DATA TO PROCESS:

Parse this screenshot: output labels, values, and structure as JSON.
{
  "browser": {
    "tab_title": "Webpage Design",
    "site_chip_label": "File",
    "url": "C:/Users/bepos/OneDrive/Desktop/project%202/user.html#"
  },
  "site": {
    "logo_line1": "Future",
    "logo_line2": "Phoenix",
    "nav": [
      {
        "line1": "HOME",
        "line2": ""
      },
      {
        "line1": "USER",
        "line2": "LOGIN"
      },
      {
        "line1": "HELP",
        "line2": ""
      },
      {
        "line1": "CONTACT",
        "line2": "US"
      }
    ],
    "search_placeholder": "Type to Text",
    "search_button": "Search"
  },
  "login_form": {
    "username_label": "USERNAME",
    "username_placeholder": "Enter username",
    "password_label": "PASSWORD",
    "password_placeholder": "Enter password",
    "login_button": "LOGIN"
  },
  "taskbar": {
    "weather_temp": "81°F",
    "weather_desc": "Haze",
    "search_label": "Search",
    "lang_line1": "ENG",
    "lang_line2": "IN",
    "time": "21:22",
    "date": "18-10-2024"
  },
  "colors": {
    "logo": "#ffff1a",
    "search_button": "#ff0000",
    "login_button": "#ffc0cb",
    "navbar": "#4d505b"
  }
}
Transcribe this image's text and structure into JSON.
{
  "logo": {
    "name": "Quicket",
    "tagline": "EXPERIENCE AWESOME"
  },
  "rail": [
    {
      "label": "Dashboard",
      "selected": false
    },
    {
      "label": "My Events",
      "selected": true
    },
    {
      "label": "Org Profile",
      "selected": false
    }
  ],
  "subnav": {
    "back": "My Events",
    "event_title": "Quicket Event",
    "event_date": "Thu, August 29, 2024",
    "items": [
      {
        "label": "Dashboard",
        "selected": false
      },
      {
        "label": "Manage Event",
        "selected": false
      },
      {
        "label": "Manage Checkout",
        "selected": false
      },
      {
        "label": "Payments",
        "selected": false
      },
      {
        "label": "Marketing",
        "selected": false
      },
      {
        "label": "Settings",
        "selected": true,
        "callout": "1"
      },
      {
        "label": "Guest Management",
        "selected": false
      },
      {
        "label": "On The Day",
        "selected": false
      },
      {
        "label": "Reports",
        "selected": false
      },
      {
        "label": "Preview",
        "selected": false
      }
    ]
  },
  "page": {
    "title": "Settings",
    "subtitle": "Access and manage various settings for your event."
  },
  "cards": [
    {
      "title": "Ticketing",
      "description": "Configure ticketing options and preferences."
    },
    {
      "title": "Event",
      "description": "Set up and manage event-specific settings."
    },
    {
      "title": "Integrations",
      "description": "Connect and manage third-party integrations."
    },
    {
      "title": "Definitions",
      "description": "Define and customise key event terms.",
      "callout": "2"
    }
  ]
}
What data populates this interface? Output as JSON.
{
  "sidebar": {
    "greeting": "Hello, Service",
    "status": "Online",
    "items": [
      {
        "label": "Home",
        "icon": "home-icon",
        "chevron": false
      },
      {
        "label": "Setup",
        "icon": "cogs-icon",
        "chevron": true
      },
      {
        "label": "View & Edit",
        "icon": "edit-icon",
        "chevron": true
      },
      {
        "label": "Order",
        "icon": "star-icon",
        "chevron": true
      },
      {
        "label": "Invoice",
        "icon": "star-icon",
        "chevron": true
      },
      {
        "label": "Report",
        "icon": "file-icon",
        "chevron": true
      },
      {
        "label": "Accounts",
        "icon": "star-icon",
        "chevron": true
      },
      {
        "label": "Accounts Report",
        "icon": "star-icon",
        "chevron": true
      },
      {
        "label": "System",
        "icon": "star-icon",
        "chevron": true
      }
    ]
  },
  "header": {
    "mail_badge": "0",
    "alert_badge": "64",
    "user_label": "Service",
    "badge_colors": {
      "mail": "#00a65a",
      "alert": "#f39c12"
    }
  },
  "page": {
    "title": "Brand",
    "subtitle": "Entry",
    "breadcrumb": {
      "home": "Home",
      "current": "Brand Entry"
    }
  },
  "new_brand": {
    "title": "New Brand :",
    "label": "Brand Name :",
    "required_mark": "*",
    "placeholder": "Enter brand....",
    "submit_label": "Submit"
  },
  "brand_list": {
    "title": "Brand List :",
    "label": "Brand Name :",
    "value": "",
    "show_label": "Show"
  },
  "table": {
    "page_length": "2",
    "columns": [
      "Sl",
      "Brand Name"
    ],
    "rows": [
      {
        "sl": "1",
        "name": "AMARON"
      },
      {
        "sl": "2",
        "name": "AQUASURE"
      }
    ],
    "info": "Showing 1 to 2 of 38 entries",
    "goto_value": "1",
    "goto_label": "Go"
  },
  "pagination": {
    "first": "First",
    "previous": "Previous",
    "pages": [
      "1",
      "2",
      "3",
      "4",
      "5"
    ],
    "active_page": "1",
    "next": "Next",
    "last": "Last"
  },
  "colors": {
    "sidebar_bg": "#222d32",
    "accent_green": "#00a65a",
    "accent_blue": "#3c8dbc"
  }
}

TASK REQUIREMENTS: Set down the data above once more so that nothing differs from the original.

EXERCISE SOLUTION:
Parse this screenshot: output labels, values, and structure as JSON.
{
  "browser": {
    "tab_title": "Webpage Design",
    "site_chip_label": "File",
    "url": "C:/Users/bepos/OneDrive/Desktop/project%202/user.html#"
  },
  "site": {
    "logo_line1": "Future",
    "logo_line2": "Phoenix",
    "nav": [
      {
        "line1": "HOME",
        "line2": ""
      },
      {
        "line1": "USER",
        "line2": "LOGIN"
      },
      {
        "line1": "HELP",
        "line2": ""
      },
      {
        "line1": "CONTACT",
        "line2": "US"
      }
    ],
    "search_placeholder": "Type to Text",
    "search_button": "Search"
  },
  "login_form": {
    "username_label": "USERNAME",
    "username_placeholder": "Enter username",
    "password_label": "PASSWORD",
    "password_placeholder": "Enter password",
    "login_button": "LOGIN"
  },
  "taskbar": {
    "weather_temp": "81°F",
    "weather_desc": "Haze",
    "search_label": "Search",
    "lang_line1": "ENG",
    "lang_line2": "IN",
    "time": "21:22",
    "date": "18-10-2024"
  },
  "colors": {
    "logo": "#ffff1a",
    "search_button": "#ff0000",
    "login_button": "#ffc0cb",
    "navbar": "#4d505b"
  }
}
Transcribe this image's text and structure into JSON.
{
  "logo": {
    "name": "Quicket",
    "tagline": "EXPERIENCE AWESOME"
  },
  "rail": [
    {
      "label": "Dashboard",
      "selected": false
    },
    {
      "label": "My Events",
      "selected": true
    },
    {
      "label": "Org Profile",
      "selected": false
    }
  ],
  "subnav": {
    "back": "My Events",
    "event_title": "Quicket Event",
    "event_date": "Thu, August 29, 2024",
    "items": [
      {
        "label": "Dashboard",
        "selected": false
      },
      {
        "label": "Manage Event",
        "selected": false
      },
      {
        "label": "Manage Checkout",
        "selected": false
      },
      {
        "label": "Payments",
        "selected": false
      },
      {
        "label": "Marketing",
        "selected": false
      },
      {
        "label": "Settings",
        "selected": true,
        "callout": "1"
      },
      {
        "label": "Guest Management",
        "selected": false
      },
      {
        "label": "On The Day",
        "selected": false
      },
      {
        "label": "Reports",
        "selected": false
      },
      {
        "label": "Preview",
        "selected": false
      }
    ]
  },
  "page": {
    "title": "Settings",
    "subtitle": "Access and manage various settings for your event."
  },
  "cards": [
    {
      "title": "Ticketing",
      "description": "Configure ticketing options and preferences."
    },
    {
      "title": "Event",
      "description": "Set up and manage event-specific settings."
    },
    {
      "title": "Integrations",
      "description": "Connect and manage third-party integrations."
    },
    {
      "title": "Definitions",
      "description": "Define and customise key event terms.",
      "callout": "2"
    }
  ]
}
What data populates this interface? Output as JSON.
{
  "sidebar": {
    "greeting": "Hello, Service",
    "status": "Online",
    "items": [
      {
        "label": "Home",
        "icon": "home-icon",
        "chevron": false
      },
      {
        "label": "Setup",
        "icon": "cogs-icon",
        "chevron": true
      },
      {
        "label": "View & Edit",
        "icon": "edit-icon",
        "chevron": true
      },
      {
        "label": "Order",
        "icon": "star-icon",
        "chevron": true
      },
      {
        "label": "Invoice",
        "icon": "star-icon",
        "chevron": true
      },
      {
        "label": "Report",
        "icon": "file-icon",
        "chevron": true
      },
      {
        "label": "Accounts",
        "icon": "star-icon",
        "chevron": true
      },
      {
        "label": "Accounts Report",
        "icon": "star-icon",
        "chevron": true
      },
      {
        "label": "System",
        "icon": "star-icon",
        "chevron": true
      }
    ]
  },
  "header": {
    "mail_badge": "0",
    "alert_badge": "64",
    "user_label": "Service",
    "badge_colors": {
      "mail": "#00a65a",
      "alert": "#f39c12"
    }
  },
  "page": {
    "title": "Brand",
    "subtitle": "Entry",
    "breadcrumb": {
      "home": "Home",
      "current": "Brand Entry"
    }
  },
  "new_brand": {
    "title": "New Brand :",
    "label": "Brand Name :",
    "required_mark": "*",
    "placeholder": "Enter brand....",
    "submit_label": "Submit"
  },
  "brand_list": {
    "title": "Brand List :",
    "label": "Brand Name :",
    "value": "",
    "show_label": "Show"
  },
  "table": {
    "page_length": "2",
    "columns": [
      "Sl",
      "Brand Name"
    ],
    "rows": [
      {
        "sl": "1",
        "name": "AMARON"
      },
      {
        "sl": "2",
        "name": "AQUASURE"
      }
    ],
    "info": "Showing 1 to 2 of 38 entries",
    "goto_value": "1",
    "goto_label": "Go"
  },
  "pagination": {
    "first": "First",
    "previous": "Previous",
    "pages": [
      "1",
      "2",
      "3",
      "4",
      "5"
    ],
    "active_page": "1",
    "next": "Next",
    "last": "Last"
  },
  "colors": {
    "sidebar_bg": "#222d32",
    "accent_green": "#00a65a",
    "accent_blue": "#3c8dbc"
  }
}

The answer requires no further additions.